What sort are you?
We really are a cup-and-saucer kind of people in this abode. As I stood before the great window overlooking the neighborhood, I wondered what a passerby might think of me sipping in such a manner. Would the gesture seem odd? I turned to my studious husband working on a final research paper and noticed his even more dainty tea cup. How did this happen? Why do I use the saucer? As it turns out, I am terribly clumsy. The saucer was meant to catch the dribbles of tea and to hold a biscuit. I have adapted its use to coffee and a (half!) donut. And just one second ago, I grabbed the cup without the saucer and dropped coffee on my shirt. Damn it. Sidenote: Lest you think I always eat donuts, I would like to say I made a kick-ass oatmeal this morning complete with hot cinnamon apples, toasted coconut, raisins, and brown sugar.
Things have seemed soft lately, despite a rigorous social schedule. Today is the first day I've not had a social event in an entire week, which is terribly straining for my introverted self. Each activity was quite pleasurable, but it's often not until I am settled back into this solitary place that I realize how much I needed it.
As the baby despot sleeps on her throne, I ponder the new momentum in my life. Yesterday's work was supremely productive! As I walked home from a writing lunch with a happy belly full of wine and Caesar salad, I noted how good it felt to be mentally exhausted again, to pour out thought after thought, inane and important, banal and profound onto the welcoming pages of my journal.
There really is nothing like the marriage of your passion and your work.
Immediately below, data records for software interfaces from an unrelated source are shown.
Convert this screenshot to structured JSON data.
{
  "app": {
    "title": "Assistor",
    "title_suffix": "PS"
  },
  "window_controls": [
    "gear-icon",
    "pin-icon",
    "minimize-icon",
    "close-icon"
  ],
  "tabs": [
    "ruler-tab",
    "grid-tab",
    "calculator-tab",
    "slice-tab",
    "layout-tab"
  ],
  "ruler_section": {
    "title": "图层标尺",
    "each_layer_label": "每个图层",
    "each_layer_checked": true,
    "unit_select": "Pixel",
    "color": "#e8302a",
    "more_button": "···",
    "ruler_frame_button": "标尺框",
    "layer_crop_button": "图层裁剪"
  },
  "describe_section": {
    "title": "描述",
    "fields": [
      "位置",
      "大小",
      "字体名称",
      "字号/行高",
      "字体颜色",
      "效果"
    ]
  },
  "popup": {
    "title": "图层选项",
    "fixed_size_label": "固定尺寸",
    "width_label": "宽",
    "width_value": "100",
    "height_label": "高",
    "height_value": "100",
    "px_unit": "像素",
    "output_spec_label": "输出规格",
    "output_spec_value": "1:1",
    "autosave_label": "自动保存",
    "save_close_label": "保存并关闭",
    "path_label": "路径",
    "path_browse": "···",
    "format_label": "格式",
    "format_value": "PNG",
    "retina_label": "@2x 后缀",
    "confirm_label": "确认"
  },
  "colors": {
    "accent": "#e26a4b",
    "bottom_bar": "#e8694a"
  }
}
And speaking of passion, my mind has been swirling with brave thoughts of art. I am reworking definitions for myself and what it means to be a 'writer' and am uncovering a lot of fear preventing me from taking myself more seriously and also realizing how much energy exists inside of me toward this work. It's easy to write, it's easy to be around other writers. Taking this small, informal workshop has breathed new life into my craft unlike any I expected. It assigns me weekly readings (this week's was phenomenal!) and several timed free-writes from prompts. Additionally, the teacher will accept voluntary submission of rough drafts of essays, and I am still working on my subject to see if I could indeed do this. Since the topic is writing through inner change, I have several I could delve into (conversion to agnostic/atheism, my conversion to feminism, or the change of motherhood). All seems like too much to bite and all very confusing!
I am wondering as well...
- Is art art if it remains unshared?
- I am any less an artist than my dear +Umber or +Jillian because I don't have shows or sell my work or spend as much time on it? I believe they would certainly give a resounding NO, to legitimize me...but there is still something to putting your livelihood on the line. There is a difference, but I am trying to unpack it truthfully (do I use my inability to do what they do as an excuse to keep from taking risks for what it is I do?)
- Do I have to embrace the 'arty' lifestyle and mimic other's creative process and reside in their work-space or can I TRULY make it my very own? (Can I be more drawn to people than nature? Can I take less than amazing photos and still hare them? Can I be Type-A and highly-planned and crass? Can I prefer the city to the country? Can I own more books than plants? Can I love Twinkies instead of kale? Can I wear PJs all day instead of boots and skirts? Can I have small humans instead of large canines?) Sidenote: this list not meant as any ridicule of their lifestyle, but just a comparison of how I have seen two of my intimates live as artists.
- Why do I write? What is my truest truth that I need to extract?
- What if I hurt others by writing that truest truth?
- Can I still write every day, delve into pieces and pour myself out on paper and still consider myself a writer even if I never publish a single thing?
- If I do want the notoriety and publication, can I have them or am I too scared?
Just me, my cup-and-saucer, these quiet few minutes, the sound of the wind-chimes, the steady type of my husband's fingers, and the freedom of unanswered questions.